Your goosebumps might be soothed by the stunning scenery of the Pecos Mountains once daylight returns. This spot is undeniably creepy at night, but it’s also hauntingly beautiful during the day.

After visiting these campgrounds you’ll be able to tell your friends a real scary story around the campfire, about the time you braved one of these haunted campgrounds — and lived to tell the tale.


Meghan O'Dea

Meghan O'Dea

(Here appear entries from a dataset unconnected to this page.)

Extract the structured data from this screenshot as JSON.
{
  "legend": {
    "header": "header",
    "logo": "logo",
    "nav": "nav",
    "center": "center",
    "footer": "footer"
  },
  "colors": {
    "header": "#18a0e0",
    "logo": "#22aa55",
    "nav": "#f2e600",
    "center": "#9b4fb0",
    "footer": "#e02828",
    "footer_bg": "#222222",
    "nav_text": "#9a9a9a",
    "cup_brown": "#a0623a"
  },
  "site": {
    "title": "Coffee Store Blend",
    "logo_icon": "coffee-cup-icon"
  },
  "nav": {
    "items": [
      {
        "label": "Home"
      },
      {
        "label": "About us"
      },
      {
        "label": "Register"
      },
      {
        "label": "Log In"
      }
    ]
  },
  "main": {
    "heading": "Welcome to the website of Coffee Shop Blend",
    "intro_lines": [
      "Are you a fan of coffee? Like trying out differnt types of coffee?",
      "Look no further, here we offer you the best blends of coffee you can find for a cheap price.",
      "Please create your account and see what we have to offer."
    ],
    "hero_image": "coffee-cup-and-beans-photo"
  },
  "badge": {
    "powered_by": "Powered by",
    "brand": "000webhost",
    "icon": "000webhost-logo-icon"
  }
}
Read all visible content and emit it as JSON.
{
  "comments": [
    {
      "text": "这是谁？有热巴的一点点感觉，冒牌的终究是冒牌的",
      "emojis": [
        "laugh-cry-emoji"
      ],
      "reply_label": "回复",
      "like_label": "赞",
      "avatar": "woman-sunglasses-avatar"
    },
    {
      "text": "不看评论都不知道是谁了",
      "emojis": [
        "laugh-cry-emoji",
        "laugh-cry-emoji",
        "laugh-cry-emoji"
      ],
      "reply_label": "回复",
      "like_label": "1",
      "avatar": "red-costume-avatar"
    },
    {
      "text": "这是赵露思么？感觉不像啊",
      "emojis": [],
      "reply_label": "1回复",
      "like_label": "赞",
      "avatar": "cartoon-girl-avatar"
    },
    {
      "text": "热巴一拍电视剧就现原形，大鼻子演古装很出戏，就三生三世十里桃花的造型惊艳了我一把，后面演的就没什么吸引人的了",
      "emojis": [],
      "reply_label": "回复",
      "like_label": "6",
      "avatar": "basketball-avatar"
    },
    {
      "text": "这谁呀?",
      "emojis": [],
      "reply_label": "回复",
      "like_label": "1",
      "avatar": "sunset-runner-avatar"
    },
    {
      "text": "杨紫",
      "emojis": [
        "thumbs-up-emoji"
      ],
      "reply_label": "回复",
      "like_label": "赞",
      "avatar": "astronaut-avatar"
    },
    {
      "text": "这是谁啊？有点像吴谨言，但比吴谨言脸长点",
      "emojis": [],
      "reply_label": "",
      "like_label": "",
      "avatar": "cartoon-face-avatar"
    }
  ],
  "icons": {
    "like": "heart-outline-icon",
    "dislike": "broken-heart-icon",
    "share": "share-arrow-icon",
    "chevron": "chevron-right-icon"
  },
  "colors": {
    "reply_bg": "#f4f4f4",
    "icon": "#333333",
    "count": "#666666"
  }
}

Meghan O'Dea is a writer, world traveler, and life-long learner who grew up in the foothills of Appalachia. College led to summer stints in England and Slovenia, grad school to a sojourn Hong Kong, and curiosity to everywhere in between. She has written for the Washington Post, Fortune Magazine, Chowhound, Eater Magazine, and Uproxx amongst others. Meghan hopes to visit all seven continents with pen and paper in tow.